Septic systems fail for a variety of reasons. The one on the left is part of a community system that presumably as installed in the 1930's. While the system was not designed to meet current performance standards, it became useless as a wastewater system when it was physically damaged as a result of nearby construction.
The photo on the right shows effluent above the level of the tank which is indicative of a failed absorption field or a crushed or clogged effluent line between the tank the distribution box. The absorption field was completely clogged and sewage was backing up into the house.
Here are a couple of more failures. On the left you can see trenching designed to provide hydraulic relief in a soil with a water table near the surface. Sometimes it's possible to "add water to water" and make it appear that a system in a soil with a high water table is working. Sometimes disposal is possible in this situation but treatment of the effluent usually isn't possible. In this instance, the effluent simply leached into the trench and flowed to the road ditch.

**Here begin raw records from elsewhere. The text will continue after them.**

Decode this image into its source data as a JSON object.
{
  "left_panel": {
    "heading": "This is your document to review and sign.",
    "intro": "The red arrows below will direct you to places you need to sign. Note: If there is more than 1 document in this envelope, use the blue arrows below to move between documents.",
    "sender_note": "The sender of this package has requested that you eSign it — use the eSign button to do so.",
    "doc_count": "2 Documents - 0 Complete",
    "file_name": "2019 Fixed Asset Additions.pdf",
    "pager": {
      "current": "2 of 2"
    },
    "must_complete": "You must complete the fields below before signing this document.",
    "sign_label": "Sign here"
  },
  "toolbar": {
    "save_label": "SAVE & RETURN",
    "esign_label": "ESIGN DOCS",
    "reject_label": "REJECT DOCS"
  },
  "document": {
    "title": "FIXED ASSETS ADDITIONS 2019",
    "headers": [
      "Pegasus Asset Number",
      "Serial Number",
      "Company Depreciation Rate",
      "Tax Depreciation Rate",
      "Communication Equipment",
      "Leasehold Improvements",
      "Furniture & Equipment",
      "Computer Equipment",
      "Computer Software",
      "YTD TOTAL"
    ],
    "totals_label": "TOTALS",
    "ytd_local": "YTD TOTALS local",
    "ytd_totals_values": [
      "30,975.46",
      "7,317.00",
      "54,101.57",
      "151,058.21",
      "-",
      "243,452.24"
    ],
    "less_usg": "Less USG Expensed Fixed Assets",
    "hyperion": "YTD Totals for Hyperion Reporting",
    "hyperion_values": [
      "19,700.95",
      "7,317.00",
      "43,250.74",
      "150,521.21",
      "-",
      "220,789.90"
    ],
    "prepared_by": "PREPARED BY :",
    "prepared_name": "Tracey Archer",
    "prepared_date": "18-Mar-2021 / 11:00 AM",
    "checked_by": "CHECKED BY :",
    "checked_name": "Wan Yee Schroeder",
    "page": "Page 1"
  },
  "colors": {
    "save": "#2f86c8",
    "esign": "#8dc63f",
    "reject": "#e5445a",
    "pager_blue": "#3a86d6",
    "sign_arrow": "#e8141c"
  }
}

The photo on the right is another drainfield failure and an example of differing priorities.